■ **WORK ORDER**
Copy the whole listing below exactly, with nothing left out.

■ **DATA TO USE**
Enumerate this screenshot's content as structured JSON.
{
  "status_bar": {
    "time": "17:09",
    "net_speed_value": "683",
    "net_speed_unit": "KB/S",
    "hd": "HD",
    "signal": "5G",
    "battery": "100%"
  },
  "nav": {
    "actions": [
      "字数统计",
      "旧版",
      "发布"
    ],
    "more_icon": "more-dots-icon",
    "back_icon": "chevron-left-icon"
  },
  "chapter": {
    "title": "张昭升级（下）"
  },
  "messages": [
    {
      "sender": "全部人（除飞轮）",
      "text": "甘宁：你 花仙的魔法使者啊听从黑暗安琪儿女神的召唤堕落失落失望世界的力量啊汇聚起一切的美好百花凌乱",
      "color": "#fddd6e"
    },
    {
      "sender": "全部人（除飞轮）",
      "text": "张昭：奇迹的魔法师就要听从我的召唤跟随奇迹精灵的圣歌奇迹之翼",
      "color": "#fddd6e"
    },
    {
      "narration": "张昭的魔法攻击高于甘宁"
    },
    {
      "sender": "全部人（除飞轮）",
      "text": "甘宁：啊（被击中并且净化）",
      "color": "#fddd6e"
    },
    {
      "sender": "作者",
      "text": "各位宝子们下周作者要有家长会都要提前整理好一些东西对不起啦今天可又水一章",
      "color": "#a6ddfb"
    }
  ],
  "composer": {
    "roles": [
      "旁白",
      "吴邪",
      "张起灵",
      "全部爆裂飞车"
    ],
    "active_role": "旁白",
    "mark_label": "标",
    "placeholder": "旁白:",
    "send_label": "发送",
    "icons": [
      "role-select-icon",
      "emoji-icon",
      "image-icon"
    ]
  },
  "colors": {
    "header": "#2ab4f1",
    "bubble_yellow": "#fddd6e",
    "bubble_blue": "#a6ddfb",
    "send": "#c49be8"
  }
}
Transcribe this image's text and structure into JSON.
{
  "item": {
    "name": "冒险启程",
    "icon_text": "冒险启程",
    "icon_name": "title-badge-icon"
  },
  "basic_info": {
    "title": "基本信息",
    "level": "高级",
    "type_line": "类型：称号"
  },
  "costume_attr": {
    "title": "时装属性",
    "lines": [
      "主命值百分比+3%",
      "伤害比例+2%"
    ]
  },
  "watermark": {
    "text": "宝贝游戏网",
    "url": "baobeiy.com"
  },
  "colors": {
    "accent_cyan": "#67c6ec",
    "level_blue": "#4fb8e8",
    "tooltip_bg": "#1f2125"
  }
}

■ **TASK SOLUTION**
Enumerate this screenshot's content as structured JSON.
{
  "status_bar": {
    "time": "17:09",
    "net_speed_value": "683",
    "net_speed_unit": "KB/S",
    "hd": "HD",
    "signal": "5G",
    "battery": "100%"
  },
  "nav": {
    "actions": [
      "字数统计",
      "旧版",
      "发布"
    ],
    "more_icon": "more-dots-icon",
    "back_icon": "chevron-left-icon"
  },
  "chapter": {
    "title": "张昭升级（下）"
  },
  "messages": [
    {
      "sender": "全部人（除飞轮）",
      "text": "甘宁：你 花仙的魔法使者啊听从黑暗安琪儿女神的召唤堕落失落失望世界的力量啊汇聚起一切的美好百花凌乱",
      "color": "#fddd6e"
    },
    {
      "sender": "全部人（除飞轮）",
      "text": "张昭：奇迹的魔法师就要听从我的召唤跟随奇迹精灵的圣歌奇迹之翼",
      "color": "#fddd6e"
    },
    {
      "narration": "张昭的魔法攻击高于甘宁"
    },
    {
      "sender": "全部人（除飞轮）",
      "text": "甘宁：啊（被击中并且净化）",
      "color": "#fddd6e"
    },
    {
      "sender": "作者",
      "text": "各位宝子们下周作者要有家长会都要提前整理好一些东西对不起啦今天可又水一章",
      "color": "#a6ddfb"
    }
  ],
  "composer": {
    "roles": [
      "旁白",
      "吴邪",
      "张起灵",
      "全部爆裂飞车"
    ],
    "active_role": "旁白",
    "mark_label": "标",
    "placeholder": "旁白:",
    "send_label": "发送",
    "icons": [
      "role-select-icon",
      "emoji-icon",
      "image-icon"
    ]
  },
  "colors": {
    "header": "#2ab4f1",
    "bubble_yellow": "#fddd6e",
    "bubble_blue": "#a6ddfb",
    "send": "#c49be8"
  }
}
Transcribe this image's text and structure into JSON.
{
  "item": {
    "name": "冒险启程",
    "icon_text": "冒险启程",
    "icon_name": "title-badge-icon"
  },
  "basic_info": {
    "title": "基本信息",
    "level": "高级",
    "type_line": "类型：称号"
  },
  "costume_attr": {
    "title": "时装属性",
    "lines": [
      "主命值百分比+3%",
      "伤害比例+2%"
    ]
  },
  "watermark": {
    "text": "宝贝游戏网",
    "url": "baobeiy.com"
  },
  "colors": {
    "accent_cyan": "#67c6ec",
    "level_blue": "#4fb8e8",
    "tooltip_bg": "#1f2125"
  }
}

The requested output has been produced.